The predicate is the part of the sentence that makes a statement about the subject. The predicate usually tells us what the subject is doing or what is happening to the subject.
A compound predicate tells us two (or more) things about the same subject (without repeating the subject).
This is a simple predicate:
Adam lives in Bangor.
(This tell us just one thing about the subject (Adam). This is not a compound predicate.)
Examples of Compound Predicates
These are examples of compound predicates:
Adam lives in Bangor and speaks Welsh.
(This tell us two things about the subject (Adam).)
The telegram was late but contained exciting news.
They need to absorb nitrogen and keep above 20 degrees.
There Is One Subject in a Compound Predicate
A compound predicate tells us at least two things about one subject.
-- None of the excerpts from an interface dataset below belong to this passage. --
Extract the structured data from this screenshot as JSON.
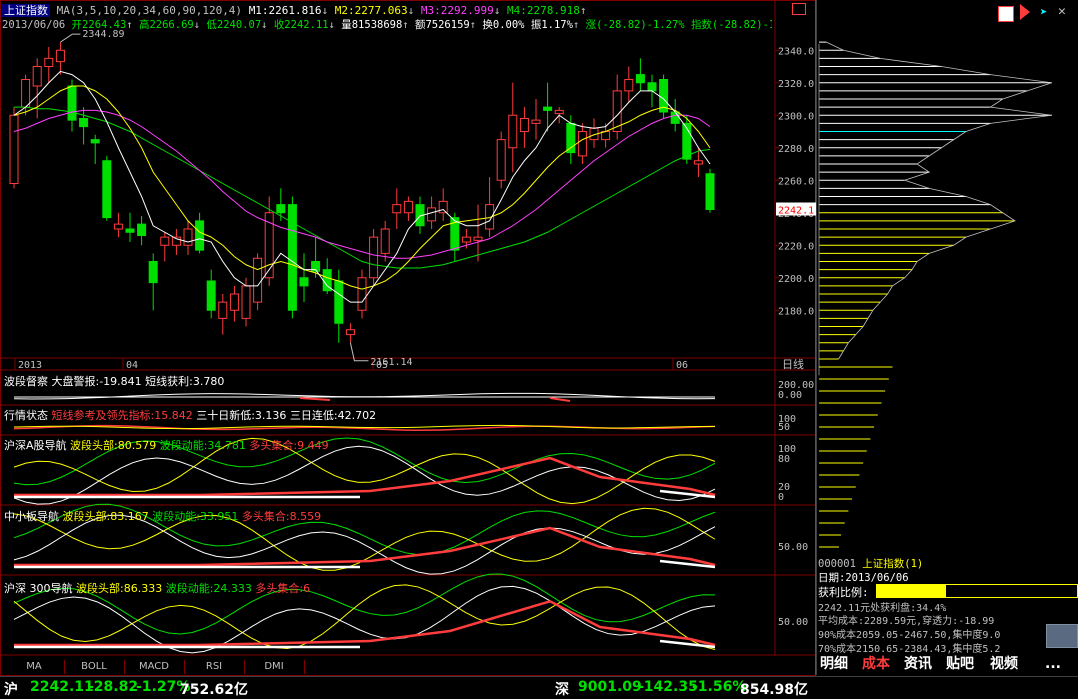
{
  "header": {
    "title": "上证指数",
    "ma_label": "MA(3,5,10,20,34,60,90,120,4)",
    "m1": "M1:2261.816",
    "m2": "M2:2277.063",
    "m3": "M3:2292.999",
    "m4": "M4:2278.918",
    "date": "2013/06/06",
    "open": "开2264.43",
    "high": "高2266.69",
    "low": "低2240.07",
    "close": "收2242.11",
    "volume": "量81538698",
    "amount": "额7526159",
    "turnover": "换0.00%",
    "amplitude": "振1.17%",
    "change": "涨(-28.82)-1.27%",
    "index": "指数(-28.82)-1.27"
  },
  "annotations": {
    "high_label": "2344.89",
    "low_label": "2161.14",
    "current_price": "2242.1"
  },
  "x_axis": {
    "labels": [
      "2013",
      "04",
      "05",
      "06"
    ],
    "period": "日线"
  },
  "indicators": [
    {
      "name": "波段督察",
      "items": [
        {
          "text": "大盘警报:-19.841",
          "color": "#ffffff"
        },
        {
          "text": "短线获利:3.780",
          "color": "#ffffff"
        }
      ],
      "axis": [
        "200.00",
        "0.00"
      ]
    },
    {
      "name": "行情状态",
      "items": [
        {
          "text": "短线参考及领先指标:15.842",
          "color": "#ff3c3c"
        },
        {
          "text": "三十日新低:3.136",
          "color": "#ffffff"
        },
        {
          "text": "三日连低:42.702",
          "color": "#ffffff"
        }
      ],
      "axis": [
        "100",
        "50"
      ]
    },
    {
      "name": "沪深A股导航",
      "items": [
        {
          "text": "波段头部:80.579",
          "color": "#ffff00"
        },
        {
          "text": "波段动能:34.781",
          "color": "#00e000"
        },
        {
          "text": "多头集合:9.449",
          "color": "#ff3c3c"
        }
      ],
      "axis": [
        "100",
        "80",
        "20",
        "0"
      ]
    },
    {
      "name": "中小板导航",
      "items": [
        {
          "text": "波段头部:83.167",
          "color": "#ffff00"
        },
        {
          "text": "波段动能:33.951",
          "color": "#00e000"
        },
        {
          "text": "多头集合:8.559",
          "color": "#ff3c3c"
        }
      ],
      "axis": [
        "50.00"
      ]
    },
    {
      "name": "沪深 300导航",
      "items": [
        {
          "text": "波段头部:86.333",
          "color": "#ffff00"
        },
        {
          "text": "波段动能:24.333",
          "color": "#00e000"
        },
        {
          "text": "多头集合:6",
          "color": "#ff3c3c"
        }
      ],
      "axis": [
        "50.00"
      ]
    }
  ],
  "bottom_tabs": [
    "MA",
    "BOLL",
    "MACD",
    "RSI",
    "DMI"
  ],
  "status_bar": {
    "sh_label": "沪",
    "sh_value": "2242.11",
    "sh_change": "-28.82",
    "sh_pct": "-1.27%",
    "sh_amount": "752.62亿",
    "sz_label": "深",
    "sz_value": "9001.09",
    "sz_change": "-142.35",
    "sz_pct": "-1.56%",
    "sz_amount": "854.98亿"
  },
  "right_panel": {
    "code": "000001",
    "name": "上证指数(1)",
    "date": "日期:2013/06/06",
    "profit_label": "获利比例:",
    "profit_value": "34.4%",
    "profit_fraction": 0.344,
    "line1": "2242.11元处获利盘:34.4%",
    "line2": "平均成本:2289.59元,穿透力:-18.99",
    "line3": "90%成本2059.05-2467.50,集中度9.0",
    "line4": "70%成本2150.65-2384.43,集中度5.2",
    "tabs": [
      "明细",
      "成本",
      "资讯",
      "贴吧",
      "视频"
    ],
    "more": "..."
  },
  "colors": {
    "up": "#ff3c3c",
    "down": "#00e000",
    "ma5": "#ffffff",
    "ma10": "#ffff00",
    "ma20": "#ff40ff",
    "ma60": "#00e000",
    "frame": "#800000"
  },
  "chart_data": {
    "type": "candlestick",
    "title": "上证指数",
    "ylim": [
      2150,
      2350
    ],
    "yticks": [
      2180,
      2200,
      2220,
      2240,
      2260,
      2280,
      2300,
      2320,
      2340
    ],
    "candles": [
      {
        "o": 2258,
        "h": 2305,
        "l": 2255,
        "c": 2300
      },
      {
        "o": 2305,
        "h": 2325,
        "l": 2300,
        "c": 2322
      },
      {
        "o": 2318,
        "h": 2335,
        "l": 2298,
        "c": 2330
      },
      {
        "o": 2330,
        "h": 2342,
        "l": 2320,
        "c": 2335
      },
      {
        "o": 2333,
        "h": 2345,
        "l": 2325,
        "c": 2340
      },
      {
        "o": 2318,
        "h": 2322,
        "l": 2290,
        "c": 2297
      },
      {
        "o": 2298,
        "h": 2305,
        "l": 2282,
        "c": 2293
      },
      {
        "o": 2285,
        "h": 2288,
        "l": 2270,
        "c": 2283
      },
      {
        "o": 2272,
        "h": 2275,
        "l": 2235,
        "c": 2237
      },
      {
        "o": 2230,
        "h": 2240,
        "l": 2225,
        "c": 2233
      },
      {
        "o": 2230,
        "h": 2240,
        "l": 2222,
        "c": 2228
      },
      {
        "o": 2233,
        "h": 2238,
        "l": 2220,
        "c": 2226
      },
      {
        "o": 2210,
        "h": 2215,
        "l": 2180,
        "c": 2197
      },
      {
        "o": 2220,
        "h": 2228,
        "l": 2210,
        "c": 2225
      },
      {
        "o": 2220,
        "h": 2230,
        "l": 2214,
        "c": 2225
      },
      {
        "o": 2220,
        "h": 2235,
        "l": 2214,
        "c": 2230
      },
      {
        "o": 2235,
        "h": 2240,
        "l": 2215,
        "c": 2217
      },
      {
        "o": 2198,
        "h": 2205,
        "l": 2175,
        "c": 2180
      },
      {
        "o": 2175,
        "h": 2190,
        "l": 2165,
        "c": 2185
      },
      {
        "o": 2180,
        "h": 2195,
        "l": 2173,
        "c": 2190
      },
      {
        "o": 2175,
        "h": 2200,
        "l": 2170,
        "c": 2195
      },
      {
        "o": 2185,
        "h": 2215,
        "l": 2180,
        "c": 2212
      },
      {
        "o": 2200,
        "h": 2250,
        "l": 2195,
        "c": 2240
      },
      {
        "o": 2245,
        "h": 2255,
        "l": 2235,
        "c": 2240
      },
      {
        "o": 2245,
        "h": 2250,
        "l": 2175,
        "c": 2180
      },
      {
        "o": 2200,
        "h": 2215,
        "l": 2185,
        "c": 2195
      },
      {
        "o": 2210,
        "h": 2225,
        "l": 2200,
        "c": 2204
      },
      {
        "o": 2205,
        "h": 2212,
        "l": 2190,
        "c": 2192
      },
      {
        "o": 2198,
        "h": 2205,
        "l": 2160,
        "c": 2172
      },
      {
        "o": 2165,
        "h": 2172,
        "l": 2160,
        "c": 2168
      },
      {
        "o": 2180,
        "h": 2205,
        "l": 2175,
        "c": 2200
      },
      {
        "o": 2200,
        "h": 2230,
        "l": 2195,
        "c": 2225
      },
      {
        "o": 2215,
        "h": 2235,
        "l": 2210,
        "c": 2230
      },
      {
        "o": 2240,
        "h": 2255,
        "l": 2230,
        "c": 2245
      },
      {
        "o": 2240,
        "h": 2250,
        "l": 2235,
        "c": 2247
      },
      {
        "o": 2245,
        "h": 2250,
        "l": 2227,
        "c": 2232
      },
      {
        "o": 2235,
        "h": 2250,
        "l": 2230,
        "c": 2243
      },
      {
        "o": 2240,
        "h": 2255,
        "l": 2235,
        "c": 2247
      },
      {
        "o": 2237,
        "h": 2240,
        "l": 2210,
        "c": 2217
      },
      {
        "o": 2222,
        "h": 2230,
        "l": 2218,
        "c": 2225
      },
      {
        "o": 2223,
        "h": 2245,
        "l": 2210,
        "c": 2225
      },
      {
        "o": 2230,
        "h": 2262,
        "l": 2225,
        "c": 2245
      },
      {
        "o": 2260,
        "h": 2290,
        "l": 2255,
        "c": 2285
      },
      {
        "o": 2280,
        "h": 2320,
        "l": 2265,
        "c": 2300
      },
      {
        "o": 2290,
        "h": 2305,
        "l": 2280,
        "c": 2298
      },
      {
        "o": 2295,
        "h": 2310,
        "l": 2285,
        "c": 2297
      },
      {
        "o": 2305,
        "h": 2320,
        "l": 2290,
        "c": 2303
      },
      {
        "o": 2301,
        "h": 2305,
        "l": 2295,
        "c": 2303
      },
      {
        "o": 2295,
        "h": 2300,
        "l": 2270,
        "c": 2277
      },
      {
        "o": 2275,
        "h": 2295,
        "l": 2270,
        "c": 2290
      },
      {
        "o": 2285,
        "h": 2298,
        "l": 2280,
        "c": 2292
      },
      {
        "o": 2285,
        "h": 2295,
        "l": 2280,
        "c": 2290
      },
      {
        "o": 2290,
        "h": 2325,
        "l": 2285,
        "c": 2315
      },
      {
        "o": 2315,
        "h": 2330,
        "l": 2308,
        "c": 2322
      },
      {
        "o": 2325,
        "h": 2335,
        "l": 2315,
        "c": 2320
      },
      {
        "o": 2320,
        "h": 2325,
        "l": 2305,
        "c": 2315
      },
      {
        "o": 2322,
        "h": 2325,
        "l": 2298,
        "c": 2302
      },
      {
        "o": 2302,
        "h": 2310,
        "l": 2290,
        "c": 2295
      },
      {
        "o": 2295,
        "h": 2300,
        "l": 2270,
        "c": 2273
      },
      {
        "o": 2270,
        "h": 2280,
        "l": 2262,
        "c": 2272
      },
      {
        "o": 2264,
        "h": 2267,
        "l": 2240,
        "c": 2242
      }
    ],
    "ma5": [
      2300,
      2305,
      2312,
      2320,
      2327,
      2325,
      2320,
      2310,
      2296,
      2280,
      2265,
      2250,
      2232,
      2228,
      2224,
      2222,
      2224,
      2222,
      2210,
      2200,
      2195,
      2195,
      2205,
      2215,
      2210,
      2205,
      2205,
      2195,
      2190,
      2185,
      2185,
      2195,
      2205,
      2215,
      2230,
      2238,
      2240,
      2242,
      2235,
      2232,
      2232,
      2235,
      2248,
      2262,
      2272,
      2280,
      2292,
      2300,
      2295,
      2293,
      2292,
      2293,
      2300,
      2308,
      2315,
      2315,
      2310,
      2302,
      2292,
      2280,
      2270
    ],
    "ma10": [
      2300,
      2302,
      2305,
      2310,
      2315,
      2318,
      2318,
      2315,
      2310,
      2302,
      2292,
      2280,
      2265,
      2255,
      2245,
      2235,
      2228,
      2225,
      2220,
      2213,
      2208,
      2205,
      2208,
      2210,
      2208,
      2205,
      2203,
      2200,
      2198,
      2195,
      2193,
      2195,
      2198,
      2203,
      2210,
      2218,
      2225,
      2232,
      2234,
      2235,
      2236,
      2237,
      2240,
      2245,
      2252,
      2260,
      2268,
      2275,
      2280,
      2285,
      2288,
      2290,
      2293,
      2296,
      2300,
      2303,
      2305,
      2303,
      2298,
      2290,
      2280
    ],
    "ma20": [
      2290,
      2292,
      2295,
      2298,
      2300,
      2302,
      2303,
      2303,
      2302,
      2300,
      2297,
      2293,
      2288,
      2283,
      2278,
      2272,
      2266,
      2260,
      2253,
      2247,
      2241,
      2237,
      2234,
      2231,
      2229,
      2227,
      2225,
      2222,
      2220,
      2218,
      2216,
      2214,
      2213,
      2212,
      2212,
      2213,
      2214,
      2216,
      2218,
      2220,
      2222,
      2224,
      2228,
      2232,
      2237,
      2242,
      2248,
      2254,
      2260,
      2266,
      2272,
      2277,
      2282,
      2287,
      2291,
      2295,
      2298,
      2300,
      2300,
      2298,
      2293
    ],
    "ma60": [
      2305,
      2305,
      2304,
      2304,
      2303,
      2302,
      2300,
      2298,
      2296,
      2293,
      2290,
      2286,
      2282,
      2278,
      2274,
      2270,
      2266,
      2262,
      2258,
      2254,
      2250,
      2246,
      2242,
      2238,
      2234,
      2230,
      2226,
      2222,
      2218,
      2214,
      2210,
      2208,
      2207,
      2206,
      2206,
      2206,
      2207,
      2208,
      2210,
      2212,
      2214,
      2216,
      2218,
      2220,
      2222,
      2225,
      2228,
      2232,
      2236,
      2240,
      2244,
      2248,
      2252,
      2256,
      2260,
      2264,
      2268,
      2272,
      2275,
      2278,
      2279
    ],
    "profile_levels": [
      2345,
      2340,
      2335,
      2330,
      2325,
      2320,
      2315,
      2310,
      2305,
      2300,
      2295,
      2290,
      2285,
      2280,
      2275,
      2270,
      2265,
      2260,
      2255,
      2250,
      2245,
      2240,
      2235,
      2230,
      2225,
      2220,
      2215,
      2210,
      2205,
      2200,
      2195,
      2190,
      2185,
      2180,
      2175,
      2170,
      2165,
      2160,
      2155,
      2150
    ],
    "profile_widths": [
      0.03,
      0.1,
      0.25,
      0.5,
      0.7,
      0.95,
      0.85,
      0.75,
      0.7,
      0.95,
      0.7,
      0.6,
      0.55,
      0.5,
      0.45,
      0.4,
      0.45,
      0.35,
      0.45,
      0.6,
      0.7,
      0.75,
      0.8,
      0.7,
      0.6,
      0.55,
      0.45,
      0.4,
      0.38,
      0.35,
      0.3,
      0.28,
      0.25,
      0.22,
      0.2,
      0.18,
      0.15,
      0.12,
      0.1,
      0.08
    ]
  }
}
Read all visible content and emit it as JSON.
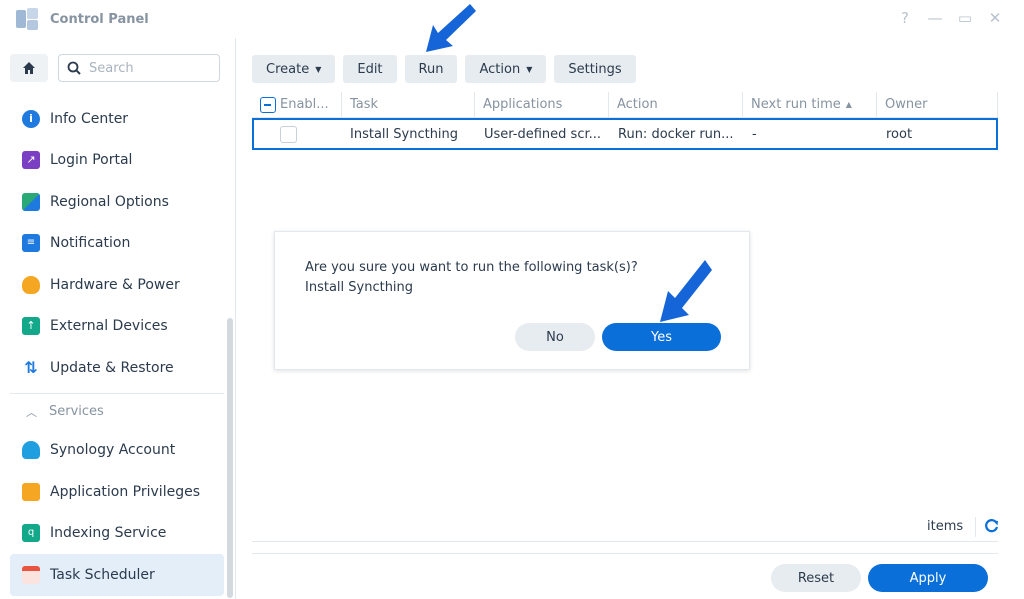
{
  "window": {
    "title": "Control Panel",
    "controls": [
      "?",
      "—",
      "▭",
      "✕"
    ]
  },
  "sidebar": {
    "search_placeholder": "Search",
    "items": [
      {
        "label": "Info Center",
        "icon": "info-icon",
        "color": "#1f7ae0"
      },
      {
        "label": "Login Portal",
        "icon": "login-portal-icon",
        "color": "#7b3fc4"
      },
      {
        "label": "Regional Options",
        "icon": "regional-options-icon",
        "color": "#2aa876"
      },
      {
        "label": "Notification",
        "icon": "notification-icon",
        "color": "#1f7ae0"
      },
      {
        "label": "Hardware & Power",
        "icon": "bulb-icon",
        "color": "#f5a623"
      },
      {
        "label": "External Devices",
        "icon": "external-devices-icon",
        "color": "#14a88a"
      },
      {
        "label": "Update & Restore",
        "icon": "update-restore-icon",
        "color": "#1f7ae0"
      }
    ],
    "section": "Services",
    "service_items": [
      {
        "label": "Synology Account",
        "icon": "account-icon",
        "color": "#1f9fe0"
      },
      {
        "label": "Application Privileges",
        "icon": "lock-icon",
        "color": "#f5a623"
      },
      {
        "label": "Indexing Service",
        "icon": "indexing-icon",
        "color": "#14a88a"
      },
      {
        "label": "Task Scheduler",
        "icon": "calendar-icon",
        "color": "#e8543f"
      }
    ]
  },
  "toolbar": {
    "create": "Create",
    "edit": "Edit",
    "run": "Run",
    "action": "Action",
    "settings": "Settings"
  },
  "table": {
    "columns": [
      "Enabl...",
      "Task",
      "Applications",
      "Action",
      "Next run time",
      "Owner"
    ],
    "sort_indicator": "▲",
    "rows": [
      {
        "task": "Install Syncthing",
        "application": "User-defined scr...",
        "action": "Run: docker run...",
        "next_run": "-",
        "owner": "root"
      }
    ]
  },
  "dialog": {
    "line1": "Are you sure you want to run the following task(s)?",
    "line2": "Install Syncthing",
    "no": "No",
    "yes": "Yes"
  },
  "footer": {
    "items_label": "items",
    "reset": "Reset",
    "apply": "Apply"
  },
  "colors": {
    "accent": "#0a6fd8",
    "arrow": "#1565d8"
  }
}
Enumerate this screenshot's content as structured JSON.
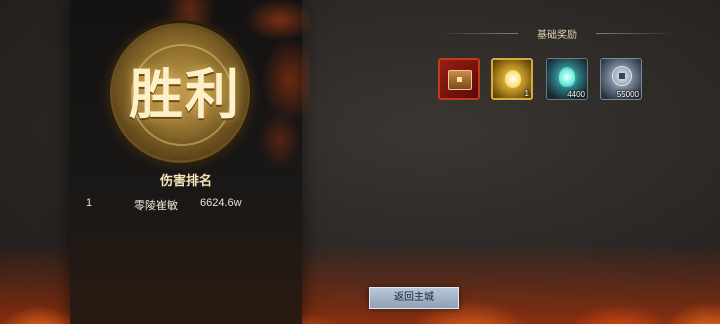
{
  "result": {
    "title": "胜利"
  },
  "ranking": {
    "title": "伤害排名",
    "rows": [
      {
        "rank": "1",
        "name": "零陵崔敏",
        "damage": "6624.6w"
      }
    ]
  },
  "rewards": {
    "title": "基础奖励",
    "items": [
      {
        "icon": "treasure-chest-icon",
        "quantity": ""
      },
      {
        "icon": "golden-spirit-icon",
        "quantity": "1"
      },
      {
        "icon": "soul-orb-icon",
        "quantity": "4400"
      },
      {
        "icon": "coin-icon",
        "quantity": "55000"
      }
    ]
  },
  "actions": {
    "return_label": "返回主城"
  },
  "colors": {
    "accent_gold": "#fdf0c8",
    "fire": "#ff7a1e",
    "button": "#a8b8cc"
  }
}
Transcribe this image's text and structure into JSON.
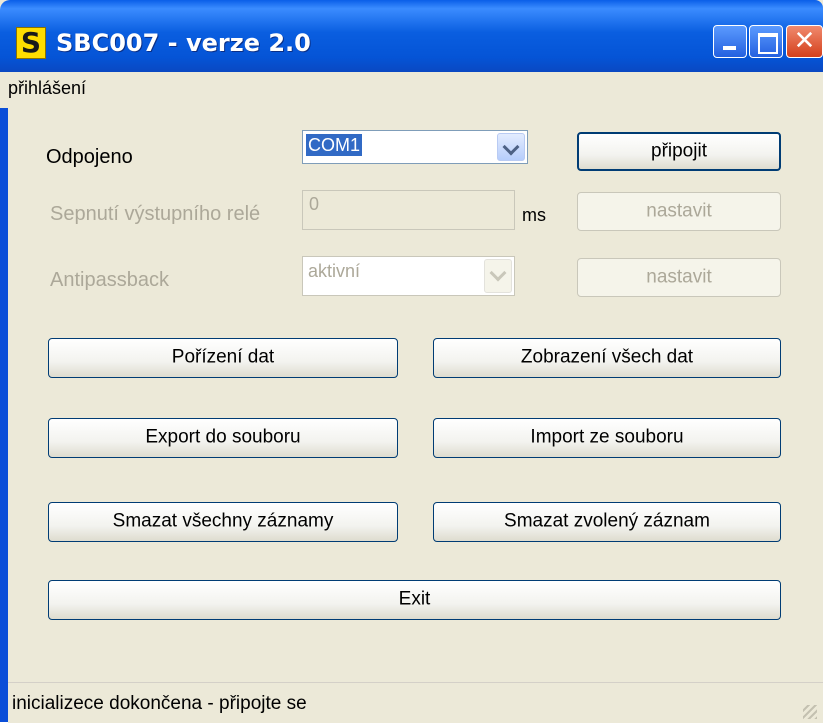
{
  "window": {
    "title": "SBC007 - verze 2.0",
    "icon_letter": "S"
  },
  "menu": {
    "items": [
      "přihlášení"
    ]
  },
  "connection": {
    "status_label": "Odpojeno",
    "port_value": "COM1",
    "connect_button": "připojit"
  },
  "relay": {
    "label": "Sepnutí výstupního relé",
    "value": "0",
    "unit": "ms",
    "set_button": "nastavit"
  },
  "antipassback": {
    "label": "Antipassback",
    "value": "aktivní",
    "set_button": "nastavit"
  },
  "actions": {
    "acquire": "Pořízení dat",
    "show_all": "Zobrazení všech dat",
    "export": "Export do souboru",
    "import": "Import ze souboru",
    "delete_all": "Smazat všechny záznamy",
    "delete_selected": "Smazat zvolený záznam",
    "exit": "Exit"
  },
  "status": {
    "text": "inicializece dokončena - připojte se"
  },
  "colors": {
    "titlebar": "#0a5ee0",
    "face": "#ece9d8",
    "close": "#d4401c",
    "selection": "#316ac5"
  }
}
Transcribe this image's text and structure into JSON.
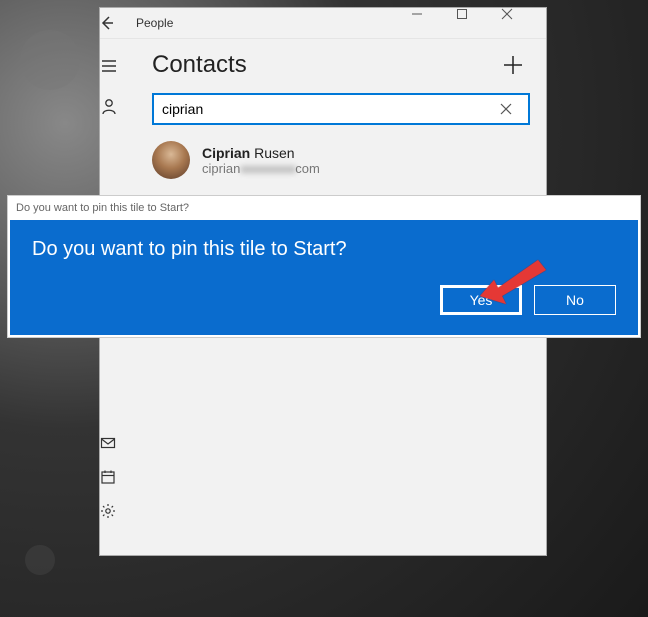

So, the following sentence is not an example of a compound predicate:
Adam lives in Bangor, and he speaks Welsh.
(This is a compound sentence. It has two subjects (Adam and he). Each subject has one simple predicate.)
The following sentence is an example of a compound predicate:
Adam and his brother live in Bangor and speak Welsh.
(The predicate tell us two things about the subject (Adam and his brother). Even though it has two elements, this is one subject. It is called a compound subject.)
There is often confusion over whether to use a comma before a conjunction (i.e., a word like and and but).
It is worth being able to spot a compound sentence because you should use a comma before a conjunction that joins two independent clauses. For example: